__Collection entries__.
--

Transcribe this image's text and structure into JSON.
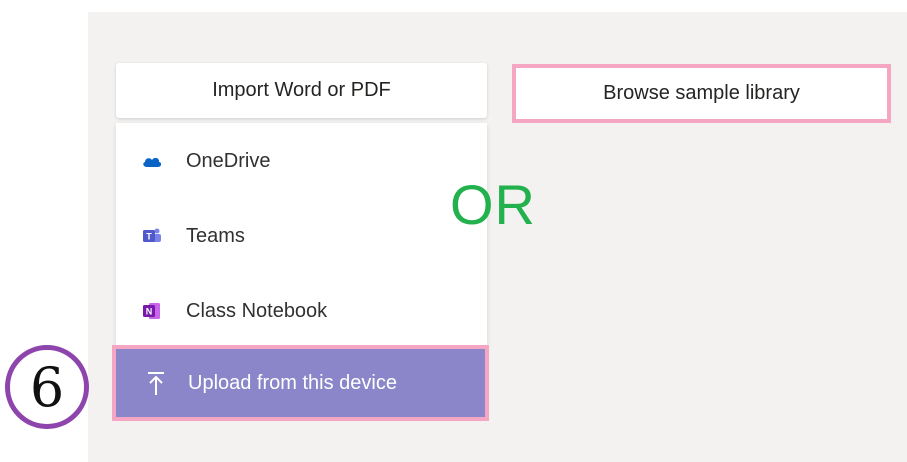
{
  "import_button": {
    "label": "Import Word or PDF"
  },
  "browse_button": {
    "label": "Browse sample library"
  },
  "menu": {
    "items": [
      {
        "label": "OneDrive",
        "icon": "onedrive-cloud-icon"
      },
      {
        "label": "Teams",
        "icon": "teams-icon"
      },
      {
        "label": "Class Notebook",
        "icon": "class-notebook-icon"
      },
      {
        "label": "Upload from this device",
        "icon": "upload-arrow-icon"
      }
    ]
  },
  "annotation": {
    "or_text": "OR",
    "step_number": "6"
  },
  "colors": {
    "highlight_border": "#f4a6c3",
    "upload_bg": "#8b86c9",
    "or_green": "#22b14c",
    "circle_purple": "#8e44ad",
    "onedrive_blue": "#0a64c8",
    "teams_purple": "#5059c9",
    "onenote_purple": "#7719aa"
  }
}
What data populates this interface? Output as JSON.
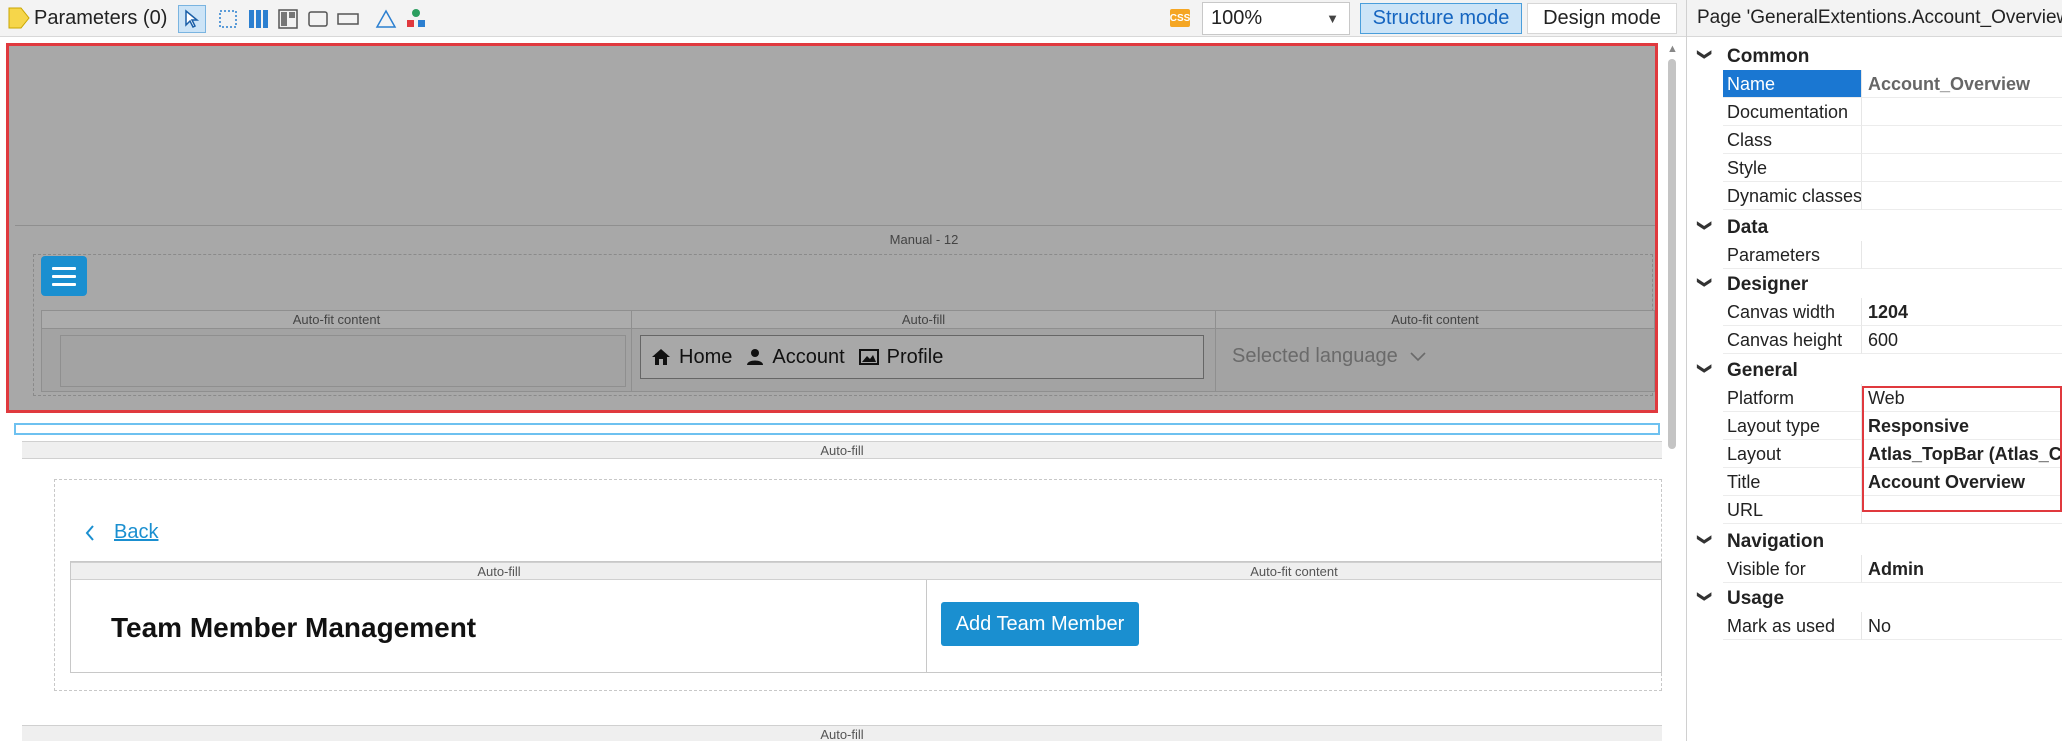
{
  "toolbar": {
    "parameters_label": "Parameters (0)",
    "icons": [
      "select-pointer-icon",
      "marquee-select-icon",
      "columns-icon",
      "layout-grid-icon",
      "container-icon",
      "panel-icon",
      "shape-icon",
      "widget-tree-icon"
    ],
    "css_badge": "CSS",
    "zoom": "100%",
    "structure_mode": "Structure mode",
    "design_mode": "Design mode"
  },
  "canvas": {
    "manual_label": "Manual - 12",
    "nav_columns": [
      "Auto-fit content",
      "Auto-fill",
      "Auto-fit content"
    ],
    "nav_items": [
      {
        "icon": "home-icon",
        "label": "Home"
      },
      {
        "icon": "user-icon",
        "label": "Account"
      },
      {
        "icon": "image-icon",
        "label": "Profile"
      }
    ],
    "language_placeholder": "Selected language",
    "main_autofill": "Auto-fill",
    "back_label": "Back",
    "split_columns": [
      "Auto-fill",
      "Auto-fit content"
    ],
    "page_heading": "Team Member Management",
    "add_button": "Add Team Member",
    "bottom_autofill": "Auto-fill"
  },
  "properties": {
    "title": "Page 'GeneralExtentions.Account_Overview'",
    "categories": [
      {
        "name": "Common",
        "rows": [
          {
            "name": "Name",
            "value": "Account_Overview"
          },
          {
            "name": "Documentation",
            "value": ""
          },
          {
            "name": "Class",
            "value": ""
          },
          {
            "name": "Style",
            "value": ""
          },
          {
            "name": "Dynamic classes",
            "value": ""
          }
        ]
      },
      {
        "name": "Data",
        "rows": [
          {
            "name": "Parameters",
            "value": ""
          }
        ]
      },
      {
        "name": "Designer",
        "rows": [
          {
            "name": "Canvas width",
            "value": "1204"
          },
          {
            "name": "Canvas height",
            "value": "600"
          }
        ]
      },
      {
        "name": "General",
        "rows": [
          {
            "name": "Platform",
            "value": "Web"
          },
          {
            "name": "Layout type",
            "value": "Responsive"
          },
          {
            "name": "Layout",
            "value": "Atlas_TopBar (Atlas_Core"
          },
          {
            "name": "Title",
            "value": "Account Overview"
          },
          {
            "name": "URL",
            "value": ""
          }
        ]
      },
      {
        "name": "Navigation",
        "rows": [
          {
            "name": "Visible for",
            "value": "Admin"
          }
        ]
      },
      {
        "name": "Usage",
        "rows": [
          {
            "name": "Mark as used",
            "value": "No"
          }
        ]
      }
    ]
  }
}
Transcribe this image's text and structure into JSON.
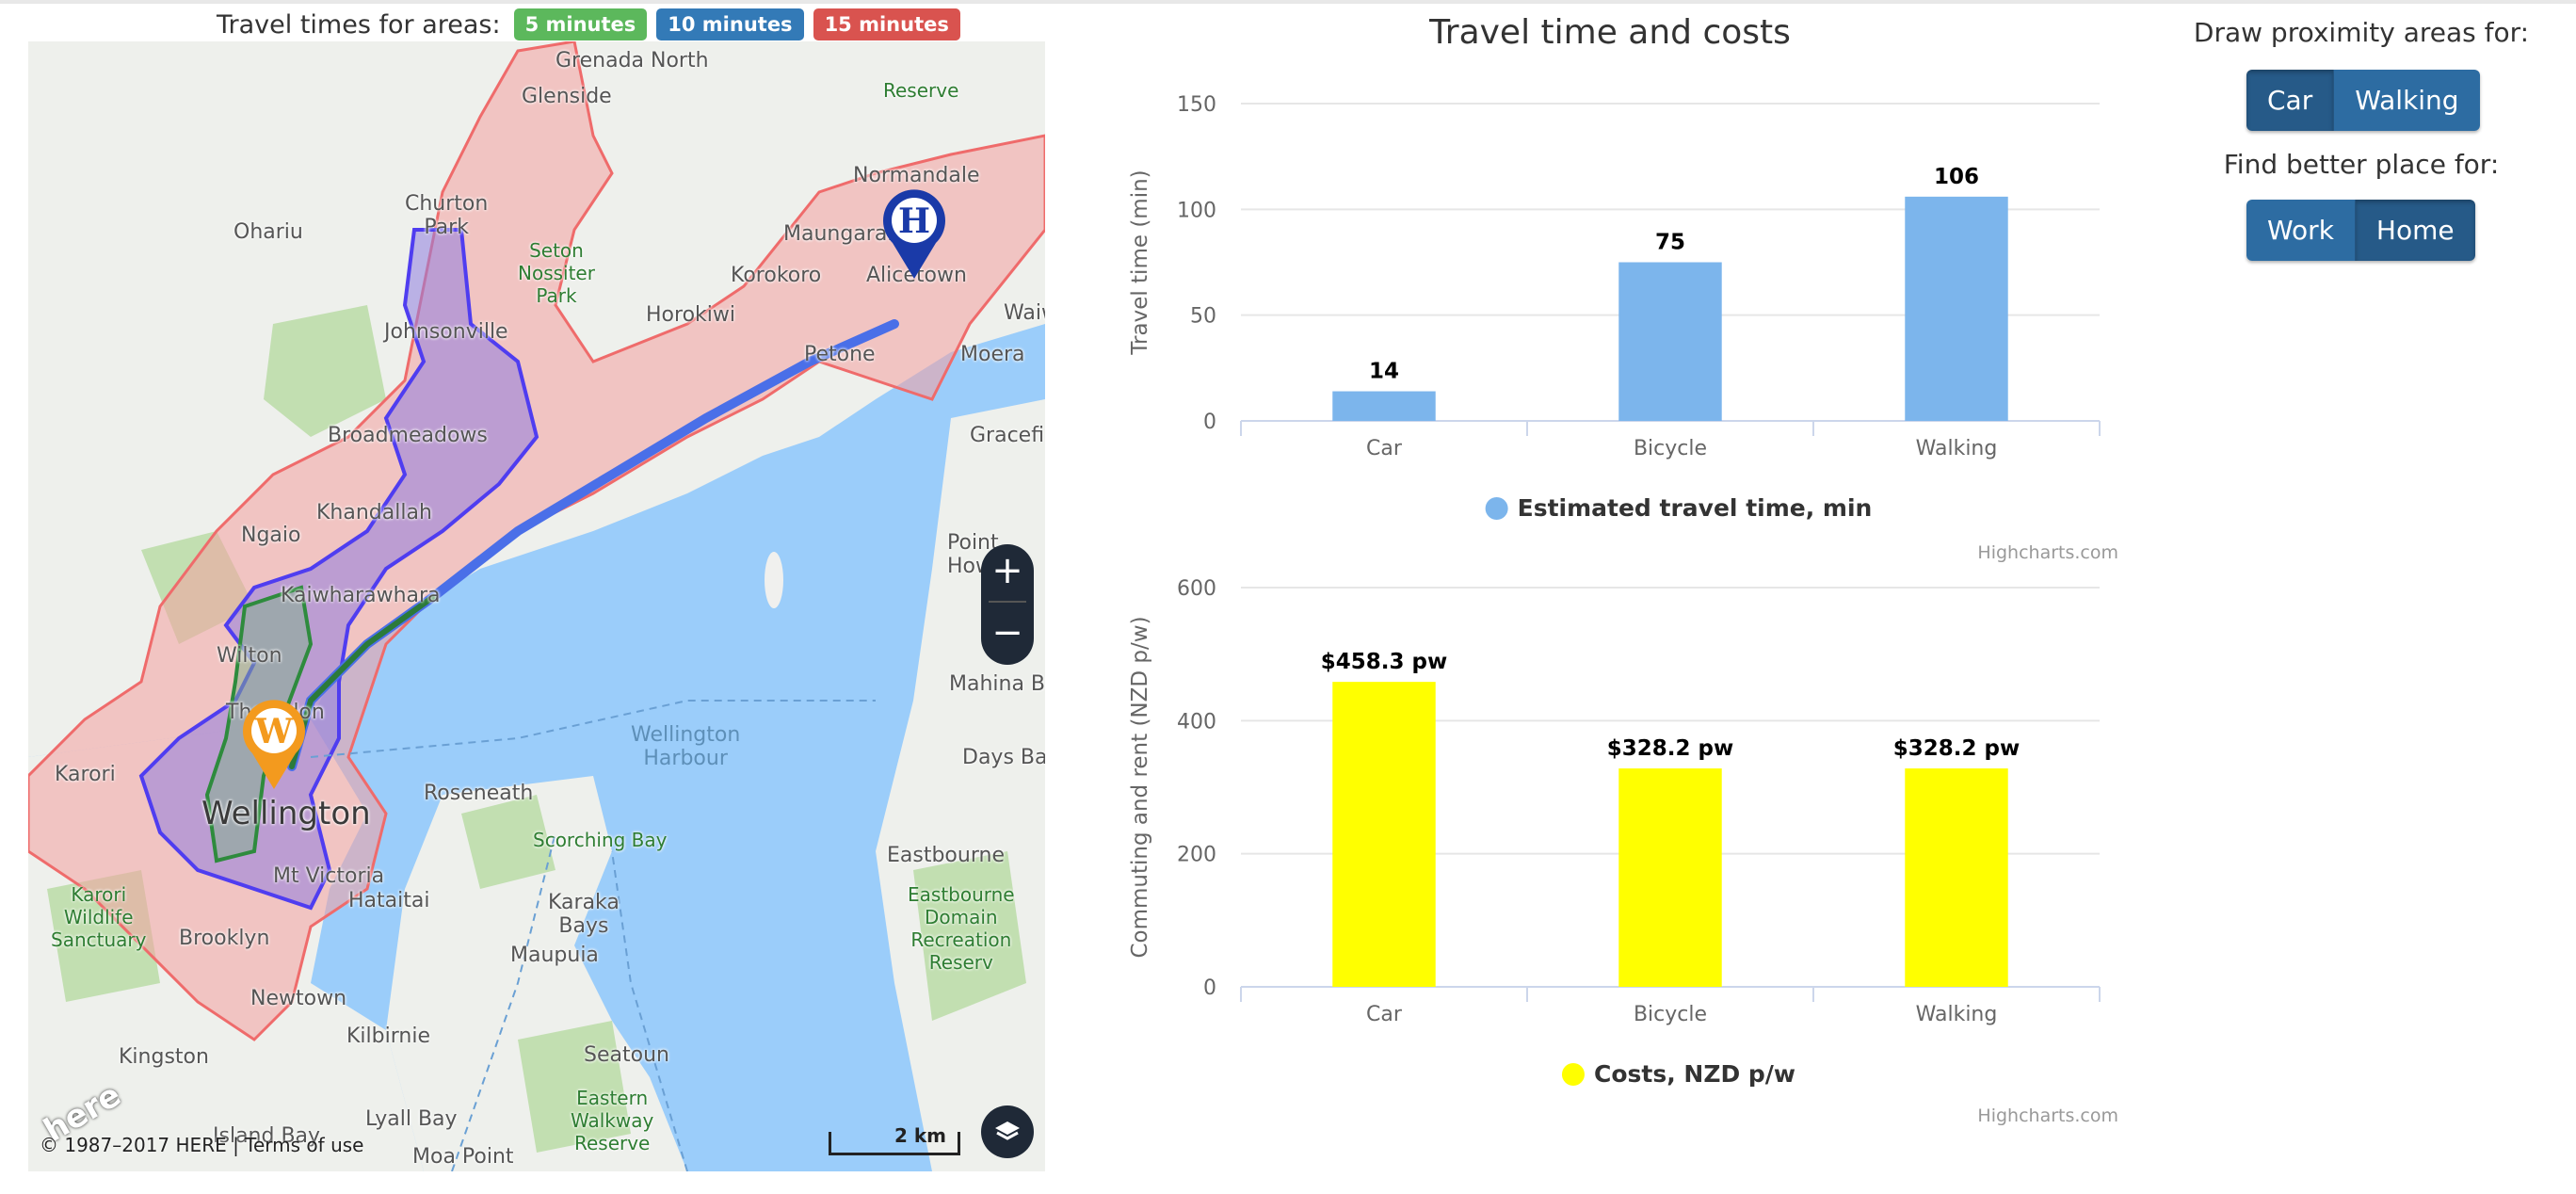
{
  "areas_legend": {
    "title": "Travel times for areas:",
    "badges": [
      "5 minutes",
      "10 minutes",
      "15 minutes"
    ]
  },
  "map": {
    "labels": {
      "grenada_north": "Grenada North",
      "glenside": "Glenside",
      "ohariu": "Ohariu",
      "churton_park": "Churton\nPark",
      "seton_nossiter": "Seton\nNossiter\nPark",
      "johnsonville": "Johnsonville",
      "broadmeadows": "Broadmeadows",
      "ngaio": "Ngaio",
      "khandallah": "Khandallah",
      "kaiwharawhara": "Kaiwharawhara",
      "wilton": "Wilton",
      "thorndon": "Thorndon",
      "karori": "Karori",
      "wellington": "Wellington",
      "karori_wildlife": "Karori\nWildlife\nSanctuary",
      "mt_victoria": "Mt Victoria",
      "brooklyn": "Brooklyn",
      "hataitai": "Hataitai",
      "newtown": "Newtown",
      "kingston": "Kingston",
      "kilbirnie": "Kilbirnie",
      "island_bay": "Island Bay",
      "lyall_bay": "Lyall Bay",
      "moa_point": "Moa Point",
      "seatoun": "Seatoun",
      "maupuia": "Maupuia",
      "karaka_bays": "Karaka\nBays",
      "roseneath": "Roseneath",
      "scorching_bay": "Scorching Bay",
      "eastern_walkway": "Eastern\nWalkway\nReserve",
      "wellington_harbour": "Wellington\nHarbour",
      "days_bay": "Days Bay",
      "eastbourne": "Eastbourne",
      "eastbourne_domain": "Eastbourne\nDomain\nRecreation\nReserv",
      "mahina_bay": "Mahina Bay",
      "point_howard": "Point\nHow",
      "petone": "Petone",
      "moera": "Moera",
      "gracefield": "Gracefi",
      "alicetown": "Alicetown",
      "maungaraki": "Maungaraki",
      "korokoro": "Korokoro",
      "horokiwi": "Horokiwi",
      "normandale": "Normandale",
      "waiwhetu": "Waiw",
      "reserve": "Reserve"
    },
    "home_pin": "H",
    "work_pin": "W",
    "copyright": "© 1987–2017 HERE | Terms of use",
    "scale": "2 km",
    "logo": "here",
    "zoom_in": "+",
    "zoom_out": "−"
  },
  "chart_title": "Travel time and costs",
  "chart_data": [
    {
      "type": "bar",
      "categories": [
        "Car",
        "Bicycle",
        "Walking"
      ],
      "values": [
        14,
        75,
        106
      ],
      "data_labels": [
        "14",
        "75",
        "106"
      ],
      "ylabel": "Travel time (min)",
      "ylim": [
        0,
        150
      ],
      "yticks": [
        "0",
        "50",
        "100",
        "150"
      ],
      "series_name": "Estimated travel time, min",
      "color": "#7cb5ec",
      "credit": "Highcharts.com"
    },
    {
      "type": "bar",
      "categories": [
        "Car",
        "Bicycle",
        "Walking"
      ],
      "values": [
        458.3,
        328.2,
        328.2
      ],
      "data_labels": [
        "$458.3 pw",
        "$328.2 pw",
        "$328.2 pw"
      ],
      "ylabel": "Commuting and rent (NZD p/w)",
      "ylim": [
        0,
        600
      ],
      "yticks": [
        "0",
        "200",
        "400",
        "600"
      ],
      "series_name": "Costs, NZD p/w",
      "color": "#ffff00",
      "credit": "Highcharts.com"
    }
  ],
  "controls": {
    "draw_label": "Draw proximity areas for:",
    "draw_buttons": [
      "Car",
      "Walking"
    ],
    "better_label": "Find better place for:",
    "better_buttons": [
      "Work",
      "Home"
    ]
  }
}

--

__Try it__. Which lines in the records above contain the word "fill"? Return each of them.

__Output__.
      "Auto-fill",
    "main_autofill": "Auto-fill",
      "Auto-fill",
    "bottom_autofill": "Auto-fill"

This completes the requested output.